The vast majority of Vietnam War histories naturally tend to focus on the conflict's more martial-related elements. Military ledgers, press accounts, war memorials, and numerous other sources systematically document the large number of Americans in uniform who went over to the theater, the many exploits they engaged in, and what ultimately happened to each one of them. This study, however, investigates one commonly overlooked category of involved individuals—U.S. noncombatants. Rarely recognized for the part they played in the war effort, existing records often fall to note comprehensive population totals for them, neglect to investigate what they all did, and hardly ever tabulate American civilian casualty tallies. This probe addresses these omissions by identifying Vietnam era contractors, government agencies, volunteer entities, and other miscellaneous groups, reviewing their activities and accomplishments, and collecting casualty and prisoner-of-war information on them. From flying through Dien Bien Phu's flak-filled skies in 1954 to assisting in the final hectic evacuation of South Vietnam in 1975, U.S. civilians were active participants throughout America's Vietnam War story. ^
History, United States

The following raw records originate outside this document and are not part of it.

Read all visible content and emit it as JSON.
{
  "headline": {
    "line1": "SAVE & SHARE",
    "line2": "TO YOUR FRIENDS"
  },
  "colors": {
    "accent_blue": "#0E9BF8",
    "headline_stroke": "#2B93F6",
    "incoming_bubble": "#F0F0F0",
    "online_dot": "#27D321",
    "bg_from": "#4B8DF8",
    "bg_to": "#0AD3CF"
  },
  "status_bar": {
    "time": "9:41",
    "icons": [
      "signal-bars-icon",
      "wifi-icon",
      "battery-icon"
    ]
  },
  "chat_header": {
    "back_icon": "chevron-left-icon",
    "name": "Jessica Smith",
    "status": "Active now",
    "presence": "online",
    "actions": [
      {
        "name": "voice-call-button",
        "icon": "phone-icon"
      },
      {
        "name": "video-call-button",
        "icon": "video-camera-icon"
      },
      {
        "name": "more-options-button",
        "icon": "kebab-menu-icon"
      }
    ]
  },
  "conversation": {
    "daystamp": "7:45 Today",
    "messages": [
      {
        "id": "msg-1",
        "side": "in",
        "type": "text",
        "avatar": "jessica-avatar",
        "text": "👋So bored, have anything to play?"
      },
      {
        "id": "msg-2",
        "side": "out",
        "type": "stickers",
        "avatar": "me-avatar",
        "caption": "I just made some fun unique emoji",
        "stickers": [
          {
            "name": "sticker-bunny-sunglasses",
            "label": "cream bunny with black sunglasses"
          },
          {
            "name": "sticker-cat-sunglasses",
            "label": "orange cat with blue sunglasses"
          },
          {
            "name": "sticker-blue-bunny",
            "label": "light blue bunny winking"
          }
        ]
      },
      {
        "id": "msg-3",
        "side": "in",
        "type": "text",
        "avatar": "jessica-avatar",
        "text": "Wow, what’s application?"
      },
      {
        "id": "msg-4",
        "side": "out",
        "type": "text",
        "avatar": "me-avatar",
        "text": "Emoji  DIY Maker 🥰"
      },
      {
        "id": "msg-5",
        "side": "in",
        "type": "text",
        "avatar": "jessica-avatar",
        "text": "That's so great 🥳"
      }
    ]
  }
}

Rexilius, Ronald Jay, "Americans without dog tags: U.S. civilians in the Vietnam War, 1950--1975" (2000). ETD collection for University of Nebraska - Lincoln. AAI9977015.